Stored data
┄┄┄┄┄┄┄┄┄┄
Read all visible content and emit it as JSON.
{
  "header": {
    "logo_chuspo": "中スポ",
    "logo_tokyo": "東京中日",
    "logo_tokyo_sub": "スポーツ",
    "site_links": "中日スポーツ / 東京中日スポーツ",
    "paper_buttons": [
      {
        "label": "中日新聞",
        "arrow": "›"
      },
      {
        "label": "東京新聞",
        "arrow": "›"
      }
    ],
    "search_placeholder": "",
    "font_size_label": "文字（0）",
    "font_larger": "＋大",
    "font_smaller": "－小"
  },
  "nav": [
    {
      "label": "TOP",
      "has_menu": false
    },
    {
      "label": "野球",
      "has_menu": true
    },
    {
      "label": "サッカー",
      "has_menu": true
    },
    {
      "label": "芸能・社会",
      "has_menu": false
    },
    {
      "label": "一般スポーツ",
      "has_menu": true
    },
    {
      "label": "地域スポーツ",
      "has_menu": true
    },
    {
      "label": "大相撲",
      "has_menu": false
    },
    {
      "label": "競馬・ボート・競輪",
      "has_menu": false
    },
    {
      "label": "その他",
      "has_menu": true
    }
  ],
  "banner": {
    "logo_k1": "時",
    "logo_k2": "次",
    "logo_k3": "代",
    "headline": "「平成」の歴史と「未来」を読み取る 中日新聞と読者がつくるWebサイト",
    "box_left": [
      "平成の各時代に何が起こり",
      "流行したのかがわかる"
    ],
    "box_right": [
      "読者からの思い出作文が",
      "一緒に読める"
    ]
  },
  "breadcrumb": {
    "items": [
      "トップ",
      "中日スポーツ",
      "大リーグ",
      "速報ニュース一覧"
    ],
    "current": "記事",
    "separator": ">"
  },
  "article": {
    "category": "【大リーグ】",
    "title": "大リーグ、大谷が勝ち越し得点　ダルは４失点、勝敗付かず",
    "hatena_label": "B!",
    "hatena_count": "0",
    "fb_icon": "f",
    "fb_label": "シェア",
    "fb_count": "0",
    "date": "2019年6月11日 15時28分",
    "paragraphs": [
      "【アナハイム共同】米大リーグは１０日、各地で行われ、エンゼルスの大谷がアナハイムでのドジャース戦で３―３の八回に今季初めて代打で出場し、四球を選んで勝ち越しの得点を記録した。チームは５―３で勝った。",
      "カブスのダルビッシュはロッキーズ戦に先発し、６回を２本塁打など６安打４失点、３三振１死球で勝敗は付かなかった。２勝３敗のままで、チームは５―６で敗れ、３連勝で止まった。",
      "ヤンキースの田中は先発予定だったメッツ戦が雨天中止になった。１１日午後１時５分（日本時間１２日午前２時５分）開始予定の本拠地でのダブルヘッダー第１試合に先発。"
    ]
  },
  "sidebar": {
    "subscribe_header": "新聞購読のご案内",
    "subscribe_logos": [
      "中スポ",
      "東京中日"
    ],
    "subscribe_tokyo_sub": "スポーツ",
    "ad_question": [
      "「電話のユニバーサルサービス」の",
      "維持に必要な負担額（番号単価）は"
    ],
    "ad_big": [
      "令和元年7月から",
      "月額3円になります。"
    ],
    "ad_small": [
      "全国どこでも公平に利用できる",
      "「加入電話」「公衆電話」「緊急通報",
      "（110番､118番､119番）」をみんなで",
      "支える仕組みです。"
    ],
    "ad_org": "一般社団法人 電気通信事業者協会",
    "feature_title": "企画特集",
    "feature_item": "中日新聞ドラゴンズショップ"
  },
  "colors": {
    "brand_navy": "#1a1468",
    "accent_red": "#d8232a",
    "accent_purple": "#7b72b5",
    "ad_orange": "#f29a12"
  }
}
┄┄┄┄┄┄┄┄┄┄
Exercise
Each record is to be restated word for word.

Written answer
Read all visible content and emit it as JSON.
{
  "header": {
    "logo_chuspo": "中スポ",
    "logo_tokyo": "東京中日",
    "logo_tokyo_sub": "スポーツ",
    "site_links": "中日スポーツ / 東京中日スポーツ",
    "paper_buttons": [
      {
        "label": "中日新聞",
        "arrow": "›"
      },
      {
        "label": "東京新聞",
        "arrow": "›"
      }
    ],
    "search_placeholder": "",
    "font_size_label": "文字（0）",
    "font_larger": "＋大",
    "font_smaller": "－小"
  },
  "nav": [
    {
      "label": "TOP",
      "has_menu": false
    },
    {
      "label": "野球",
      "has_menu": true
    },
    {
      "label": "サッカー",
      "has_menu": true
    },
    {
      "label": "芸能・社会",
      "has_menu": false
    },
    {
      "label": "一般スポーツ",
      "has_menu": true
    },
    {
      "label": "地域スポーツ",
      "has_menu": true
    },
    {
      "label": "大相撲",
      "has_menu": false
    },
    {
      "label": "競馬・ボート・競輪",
      "has_menu": false
    },
    {
      "label": "その他",
      "has_menu": true
    }
  ],
  "banner": {
    "logo_k1": "時",
    "logo_k2": "次",
    "logo_k3": "代",
    "headline": "「平成」の歴史と「未来」を読み取る 中日新聞と読者がつくるWebサイト",
    "box_left": [
      "平成の各時代に何が起こり",
      "流行したのかがわかる"
    ],
    "box_right": [
      "読者からの思い出作文が",
      "一緒に読める"
    ]
  },
  "breadcrumb": {
    "items": [
      "トップ",
      "中日スポーツ",
      "大リーグ",
      "速報ニュース一覧"
    ],
    "current": "記事",
    "separator": ">"
  },
  "article": {
    "category": "【大リーグ】",
    "title": "大リーグ、大谷が勝ち越し得点　ダルは４失点、勝敗付かず",
    "hatena_label": "B!",
    "hatena_count": "0",
    "fb_icon": "f",
    "fb_label": "シェア",
    "fb_count": "0",
    "date": "2019年6月11日 15時28分",
    "paragraphs": [
      "【アナハイム共同】米大リーグは１０日、各地で行われ、エンゼルスの大谷がアナハイムでのドジャース戦で３―３の八回に今季初めて代打で出場し、四球を選んで勝ち越しの得点を記録した。チームは５―３で勝った。",
      "カブスのダルビッシュはロッキーズ戦に先発し、６回を２本塁打など６安打４失点、３三振１死球で勝敗は付かなかった。２勝３敗のままで、チームは５―６で敗れ、３連勝で止まった。",
      "ヤンキースの田中は先発予定だったメッツ戦が雨天中止になった。１１日午後１時５分（日本時間１２日午前２時５分）開始予定の本拠地でのダブルヘッダー第１試合に先発。"
    ]
  },
  "sidebar": {
    "subscribe_header": "新聞購読のご案内",
    "subscribe_logos": [
      "中スポ",
      "東京中日"
    ],
    "subscribe_tokyo_sub": "スポーツ",
    "ad_question": [
      "「電話のユニバーサルサービス」の",
      "維持に必要な負担額（番号単価）は"
    ],
    "ad_big": [
      "令和元年7月から",
      "月額3円になります。"
    ],
    "ad_small": [
      "全国どこでも公平に利用できる",
      "「加入電話」「公衆電話」「緊急通報",
      "（110番､118番､119番）」をみんなで",
      "支える仕組みです。"
    ],
    "ad_org": "一般社団法人 電気通信事業者協会",
    "feature_title": "企画特集",
    "feature_item": "中日新聞ドラゴンズショップ"
  },
  "colors": {
    "brand_navy": "#1a1468",
    "accent_red": "#d8232a",
    "accent_purple": "#7b72b5",
    "ad_orange": "#f29a12"
  }
}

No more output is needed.